DES MOINES — The State Board of Education this week approved new rules for the use of restraints and seclusion rooms in the state’s schools.The Board of Ed had prepared rules about one year ago, but decided to hold more forums on the issue after getting a large amount of response. Department Attorney Thomas Mayes says the rules were put on hold by the COVID-19 emergency — but they are now ready.“Three big areas of dispute that we had attempted to address — the size of the room, notice to parents, and sort of the risk to teachers of injury before they could engage in seclusion and restraint,” Mayes says. He says they’ve had a lot of cooperation and input as they moved forward with changes to the rules.“We’re trying to sort of take into account both student safety as well as parents’ rights and faculty safety in balancing those three.
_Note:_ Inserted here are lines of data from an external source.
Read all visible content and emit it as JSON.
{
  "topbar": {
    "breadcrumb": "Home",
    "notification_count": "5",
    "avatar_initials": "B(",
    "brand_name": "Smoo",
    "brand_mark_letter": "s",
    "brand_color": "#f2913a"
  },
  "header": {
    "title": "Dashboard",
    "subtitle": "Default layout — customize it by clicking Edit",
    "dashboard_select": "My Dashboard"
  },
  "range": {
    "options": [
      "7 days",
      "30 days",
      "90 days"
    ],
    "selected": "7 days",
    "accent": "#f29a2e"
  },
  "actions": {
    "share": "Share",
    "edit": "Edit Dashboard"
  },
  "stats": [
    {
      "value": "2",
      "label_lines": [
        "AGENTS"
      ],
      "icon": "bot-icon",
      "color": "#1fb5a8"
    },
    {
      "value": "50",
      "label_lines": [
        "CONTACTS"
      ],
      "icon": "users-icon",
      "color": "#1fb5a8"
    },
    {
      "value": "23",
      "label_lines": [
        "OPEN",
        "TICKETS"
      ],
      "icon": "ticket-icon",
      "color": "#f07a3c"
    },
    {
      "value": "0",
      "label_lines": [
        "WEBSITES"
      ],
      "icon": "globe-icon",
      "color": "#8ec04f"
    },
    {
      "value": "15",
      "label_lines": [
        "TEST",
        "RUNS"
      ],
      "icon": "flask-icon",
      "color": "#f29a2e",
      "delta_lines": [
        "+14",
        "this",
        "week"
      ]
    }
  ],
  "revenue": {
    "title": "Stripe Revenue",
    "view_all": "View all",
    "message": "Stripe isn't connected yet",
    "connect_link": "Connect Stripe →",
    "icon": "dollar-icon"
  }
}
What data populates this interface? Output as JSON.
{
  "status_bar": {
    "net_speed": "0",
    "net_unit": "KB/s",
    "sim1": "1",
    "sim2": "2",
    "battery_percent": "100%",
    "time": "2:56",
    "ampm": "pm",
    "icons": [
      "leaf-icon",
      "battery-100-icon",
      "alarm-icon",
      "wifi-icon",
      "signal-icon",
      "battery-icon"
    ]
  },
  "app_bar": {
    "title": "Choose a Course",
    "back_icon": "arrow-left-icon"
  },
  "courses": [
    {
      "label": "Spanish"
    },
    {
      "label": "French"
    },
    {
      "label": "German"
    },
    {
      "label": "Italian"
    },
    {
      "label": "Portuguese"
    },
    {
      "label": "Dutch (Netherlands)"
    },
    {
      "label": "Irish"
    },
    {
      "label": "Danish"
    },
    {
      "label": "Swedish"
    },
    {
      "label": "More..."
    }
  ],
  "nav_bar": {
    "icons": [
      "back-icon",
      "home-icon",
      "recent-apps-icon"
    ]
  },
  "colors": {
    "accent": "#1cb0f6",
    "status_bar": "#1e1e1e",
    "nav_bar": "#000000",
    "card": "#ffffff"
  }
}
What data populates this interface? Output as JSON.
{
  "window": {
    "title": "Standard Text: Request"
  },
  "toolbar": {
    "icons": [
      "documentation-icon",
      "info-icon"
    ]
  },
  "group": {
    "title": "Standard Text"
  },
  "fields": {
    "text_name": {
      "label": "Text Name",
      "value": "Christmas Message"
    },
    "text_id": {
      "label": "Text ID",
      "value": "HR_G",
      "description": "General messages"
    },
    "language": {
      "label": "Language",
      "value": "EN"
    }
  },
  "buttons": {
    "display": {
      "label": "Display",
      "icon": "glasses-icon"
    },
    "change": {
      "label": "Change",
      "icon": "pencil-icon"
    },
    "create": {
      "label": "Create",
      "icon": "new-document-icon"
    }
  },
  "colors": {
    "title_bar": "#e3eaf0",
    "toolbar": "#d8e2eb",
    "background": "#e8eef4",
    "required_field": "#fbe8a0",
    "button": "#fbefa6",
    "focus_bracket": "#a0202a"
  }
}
The Department looks forward to any public comment,” Mayes says. Mayes was asked by a board member how harm to a teacher would be defined. He says that will come through training.“Everybody who worked on these rules throughout this process has known that the rules will not be self-executing. Teachers will need to have these sorts of global ideas explained in a concrete way,” according to Mayes.He says the rules do address one specific concern. “One thing that the rules emphasize is there’s no Monday morning quarterback. If the classroom teacher, if the paraeducator, if the school psychologist engaged in restraint that was reasonable at that time — the rules will continue to command that that person not be second-guessed with the benefit of hindsight,” Mayes explains.The Iowa ACLU is one of the groups which has been working with the Board of Education on the rule changes. Spokesperson Veronica Fowler told the board they want to see restraints and seclusion rooms as the very last option. “And only used in the rarest of circumstances. And we believe that ideally their use would be banned,” Folwer says. “That’s not going to happen with the proposed rules — but rules can make the use of seclusion and restraint rare — and the last thing schools do,” Fowler says.A public hearing will be held on the rules on September 15th in the Department of Education board room in Des Moines. An online option for the hearing will also be available.